Conversely, if you take the notional 'direction of current' as being

*against*the flow of electrons, then you have two minus signs (one for the negative electrons, one for the fact they are moving against the reference direction). Hence the current, i, flowing against the direction of the electrons, is positive. (Remember, electric current itself does not really 'flow' anywhere; it is just a scalar number, like 'speed'.)

Both situations are equivalent and equally valid. But you cannot mix the two. If you want to use 'electron current' arrows, then any current you talk about, flowing in that direction, must be called negative. Unless you intend to redefine current with the opposite sign too! i=-dq/dt (And I sure hope not, because a LOT of physics textbooks will then need rewriting!)

Since the entire world has settled on the fist definition of current, and prefers to use positive numbers where possible (i.e. 'conventional current'), then by adopting the opposite convention you are willfully making 99.9% of all other academic materials appear unintuitive to beginners. Conventional current is no more right or wrong than electron current, it is just more convenient (it's too easy to make algebraic mistakes when dealing with a lot of negative numbers). But your version of electron current being also re-defined as positive

*is*wrong, both mathematically and historically.

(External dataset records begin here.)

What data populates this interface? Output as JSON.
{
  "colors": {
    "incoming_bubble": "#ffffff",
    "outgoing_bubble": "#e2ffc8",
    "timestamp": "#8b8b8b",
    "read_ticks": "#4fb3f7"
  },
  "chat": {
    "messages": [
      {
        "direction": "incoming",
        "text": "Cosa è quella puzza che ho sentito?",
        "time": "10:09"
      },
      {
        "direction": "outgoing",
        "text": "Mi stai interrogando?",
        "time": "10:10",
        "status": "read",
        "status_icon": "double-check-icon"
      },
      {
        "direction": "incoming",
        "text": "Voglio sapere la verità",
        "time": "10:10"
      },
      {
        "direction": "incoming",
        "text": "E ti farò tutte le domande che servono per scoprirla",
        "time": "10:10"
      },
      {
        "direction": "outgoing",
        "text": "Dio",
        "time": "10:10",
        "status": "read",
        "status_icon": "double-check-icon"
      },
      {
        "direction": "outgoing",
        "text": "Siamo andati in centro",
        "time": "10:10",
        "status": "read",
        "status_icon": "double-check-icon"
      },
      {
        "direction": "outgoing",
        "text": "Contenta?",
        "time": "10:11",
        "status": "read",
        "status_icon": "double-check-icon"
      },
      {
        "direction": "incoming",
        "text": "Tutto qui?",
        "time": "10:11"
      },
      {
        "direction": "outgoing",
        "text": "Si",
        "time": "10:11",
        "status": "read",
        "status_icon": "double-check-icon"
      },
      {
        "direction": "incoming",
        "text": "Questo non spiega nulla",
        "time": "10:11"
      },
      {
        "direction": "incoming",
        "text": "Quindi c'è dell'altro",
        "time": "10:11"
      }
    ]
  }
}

EDIT: Sorry for bringing up this old thread, but the more relevent ones have been locked.